[TASK TO CARRY OUT]
Please return each record exactly as it stands.

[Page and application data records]
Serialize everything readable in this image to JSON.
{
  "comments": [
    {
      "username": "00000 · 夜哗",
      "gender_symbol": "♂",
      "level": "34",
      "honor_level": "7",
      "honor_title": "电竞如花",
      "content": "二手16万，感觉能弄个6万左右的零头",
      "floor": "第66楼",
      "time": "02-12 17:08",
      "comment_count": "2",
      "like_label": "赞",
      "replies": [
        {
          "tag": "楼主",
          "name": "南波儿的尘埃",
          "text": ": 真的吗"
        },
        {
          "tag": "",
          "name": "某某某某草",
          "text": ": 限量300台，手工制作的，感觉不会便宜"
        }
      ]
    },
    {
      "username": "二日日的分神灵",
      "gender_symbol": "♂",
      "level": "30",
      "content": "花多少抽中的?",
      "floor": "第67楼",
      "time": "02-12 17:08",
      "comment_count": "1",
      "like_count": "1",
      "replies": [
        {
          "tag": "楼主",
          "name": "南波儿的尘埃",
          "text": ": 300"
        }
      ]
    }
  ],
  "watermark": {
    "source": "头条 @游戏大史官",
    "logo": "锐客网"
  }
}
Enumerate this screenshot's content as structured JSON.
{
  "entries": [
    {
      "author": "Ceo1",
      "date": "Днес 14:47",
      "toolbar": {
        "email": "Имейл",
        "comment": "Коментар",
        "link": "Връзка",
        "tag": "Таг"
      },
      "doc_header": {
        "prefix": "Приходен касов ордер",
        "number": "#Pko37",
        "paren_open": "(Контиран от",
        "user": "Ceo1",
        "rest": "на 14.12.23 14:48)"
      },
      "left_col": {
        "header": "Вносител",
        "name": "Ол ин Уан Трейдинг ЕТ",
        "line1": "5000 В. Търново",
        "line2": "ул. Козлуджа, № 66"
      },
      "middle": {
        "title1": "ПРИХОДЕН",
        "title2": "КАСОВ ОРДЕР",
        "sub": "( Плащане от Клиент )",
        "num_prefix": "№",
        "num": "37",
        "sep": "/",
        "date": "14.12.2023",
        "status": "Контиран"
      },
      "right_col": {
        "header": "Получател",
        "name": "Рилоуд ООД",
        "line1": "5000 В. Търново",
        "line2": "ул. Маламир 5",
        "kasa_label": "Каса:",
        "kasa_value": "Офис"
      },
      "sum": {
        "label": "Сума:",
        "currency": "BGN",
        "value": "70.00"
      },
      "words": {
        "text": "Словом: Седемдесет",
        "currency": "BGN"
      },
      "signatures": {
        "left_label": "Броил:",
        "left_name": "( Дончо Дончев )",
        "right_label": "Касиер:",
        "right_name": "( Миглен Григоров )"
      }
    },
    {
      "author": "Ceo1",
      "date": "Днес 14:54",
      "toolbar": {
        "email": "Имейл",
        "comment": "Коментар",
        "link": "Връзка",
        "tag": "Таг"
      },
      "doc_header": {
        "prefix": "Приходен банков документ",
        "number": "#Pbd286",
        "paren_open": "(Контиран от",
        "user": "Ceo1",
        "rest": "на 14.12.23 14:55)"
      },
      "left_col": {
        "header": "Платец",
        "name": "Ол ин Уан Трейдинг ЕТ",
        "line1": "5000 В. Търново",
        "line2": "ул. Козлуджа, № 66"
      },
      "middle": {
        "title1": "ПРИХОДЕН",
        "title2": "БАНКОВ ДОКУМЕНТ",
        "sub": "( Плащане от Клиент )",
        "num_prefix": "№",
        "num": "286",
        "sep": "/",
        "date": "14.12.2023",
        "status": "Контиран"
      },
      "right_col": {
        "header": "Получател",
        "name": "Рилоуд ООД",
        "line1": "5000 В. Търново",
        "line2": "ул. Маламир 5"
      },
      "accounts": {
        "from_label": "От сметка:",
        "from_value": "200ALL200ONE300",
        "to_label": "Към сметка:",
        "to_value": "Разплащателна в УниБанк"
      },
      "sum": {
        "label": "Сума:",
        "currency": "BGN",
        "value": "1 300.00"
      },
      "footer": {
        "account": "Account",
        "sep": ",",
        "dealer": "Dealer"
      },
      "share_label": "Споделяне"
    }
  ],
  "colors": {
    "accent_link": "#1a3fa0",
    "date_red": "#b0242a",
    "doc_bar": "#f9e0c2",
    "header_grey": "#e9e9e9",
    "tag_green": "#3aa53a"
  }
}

[WRITTEN SOLUTION]
Serialize everything readable in this image to JSON.
{
  "comments": [
    {
      "username": "00000 · 夜哗",
      "gender_symbol": "♂",
      "level": "34",
      "honor_level": "7",
      "honor_title": "电竞如花",
      "content": "二手16万，感觉能弄个6万左右的零头",
      "floor": "第66楼",
      "time": "02-12 17:08",
      "comment_count": "2",
      "like_label": "赞",
      "replies": [
        {
          "tag": "楼主",
          "name": "南波儿的尘埃",
          "text": ": 真的吗"
        },
        {
          "tag": "",
          "name": "某某某某草",
          "text": ": 限量300台，手工制作的，感觉不会便宜"
        }
      ]
    },
    {
      "username": "二日日的分神灵",
      "gender_symbol": "♂",
      "level": "30",
      "content": "花多少抽中的?",
      "floor": "第67楼",
      "time": "02-12 17:08",
      "comment_count": "1",
      "like_count": "1",
      "replies": [
        {
          "tag": "楼主",
          "name": "南波儿的尘埃",
          "text": ": 300"
        }
      ]
    }
  ],
  "watermark": {
    "source": "头条 @游戏大史官",
    "logo": "锐客网"
  }
}
Enumerate this screenshot's content as structured JSON.
{
  "entries": [
    {
      "author": "Ceo1",
      "date": "Днес 14:47",
      "toolbar": {
        "email": "Имейл",
        "comment": "Коментар",
        "link": "Връзка",
        "tag": "Таг"
      },
      "doc_header": {
        "prefix": "Приходен касов ордер",
        "number": "#Pko37",
        "paren_open": "(Контиран от",
        "user": "Ceo1",
        "rest": "на 14.12.23 14:48)"
      },
      "left_col": {
        "header": "Вносител",
        "name": "Ол ин Уан Трейдинг ЕТ",
        "line1": "5000 В. Търново",
        "line2": "ул. Козлуджа, № 66"
      },
      "middle": {
        "title1": "ПРИХОДЕН",
        "title2": "КАСОВ ОРДЕР",
        "sub": "( Плащане от Клиент )",
        "num_prefix": "№",
        "num": "37",
        "sep": "/",
        "date": "14.12.2023",
        "status": "Контиран"
      },
      "right_col": {
        "header": "Получател",
        "name": "Рилоуд ООД",
        "line1": "5000 В. Търново",
        "line2": "ул. Маламир 5",
        "kasa_label": "Каса:",
        "kasa_value": "Офис"
      },
      "sum": {
        "label": "Сума:",
        "currency": "BGN",
        "value": "70.00"
      },
      "words": {
        "text": "Словом: Седемдесет",
        "currency": "BGN"
      },
      "signatures": {
        "left_label": "Броил:",
        "left_name": "( Дончо Дончев )",
        "right_label": "Касиер:",
        "right_name": "( Миглен Григоров )"
      }
    },
    {
      "author": "Ceo1",
      "date": "Днес 14:54",
      "toolbar": {
        "email": "Имейл",
        "comment": "Коментар",
        "link": "Връзка",
        "tag": "Таг"
      },
      "doc_header": {
        "prefix": "Приходен банков документ",
        "number": "#Pbd286",
        "paren_open": "(Контиран от",
        "user": "Ceo1",
        "rest": "на 14.12.23 14:55)"
      },
      "left_col": {
        "header": "Платец",
        "name": "Ол ин Уан Трейдинг ЕТ",
        "line1": "5000 В. Търново",
        "line2": "ул. Козлуджа, № 66"
      },
      "middle": {
        "title1": "ПРИХОДЕН",
        "title2": "БАНКОВ ДОКУМЕНТ",
        "sub": "( Плащане от Клиент )",
        "num_prefix": "№",
        "num": "286",
        "sep": "/",
        "date": "14.12.2023",
        "status": "Контиран"
      },
      "right_col": {
        "header": "Получател",
        "name": "Рилоуд ООД",
        "line1": "5000 В. Търново",
        "line2": "ул. Маламир 5"
      },
      "accounts": {
        "from_label": "От сметка:",
        "from_value": "200ALL200ONE300",
        "to_label": "Към сметка:",
        "to_value": "Разплащателна в УниБанк"
      },
      "sum": {
        "label": "Сума:",
        "currency": "BGN",
        "value": "1 300.00"
      },
      "footer": {
        "account": "Account",
        "sep": ",",
        "dealer": "Dealer"
      },
      "share_label": "Споделяне"
    }
  ],
  "colors": {
    "accent_link": "#1a3fa0",
    "date_red": "#b0242a",
    "doc_bar": "#f9e0c2",
    "header_grey": "#e9e9e9",
    "tag_green": "#3aa53a"
  }
}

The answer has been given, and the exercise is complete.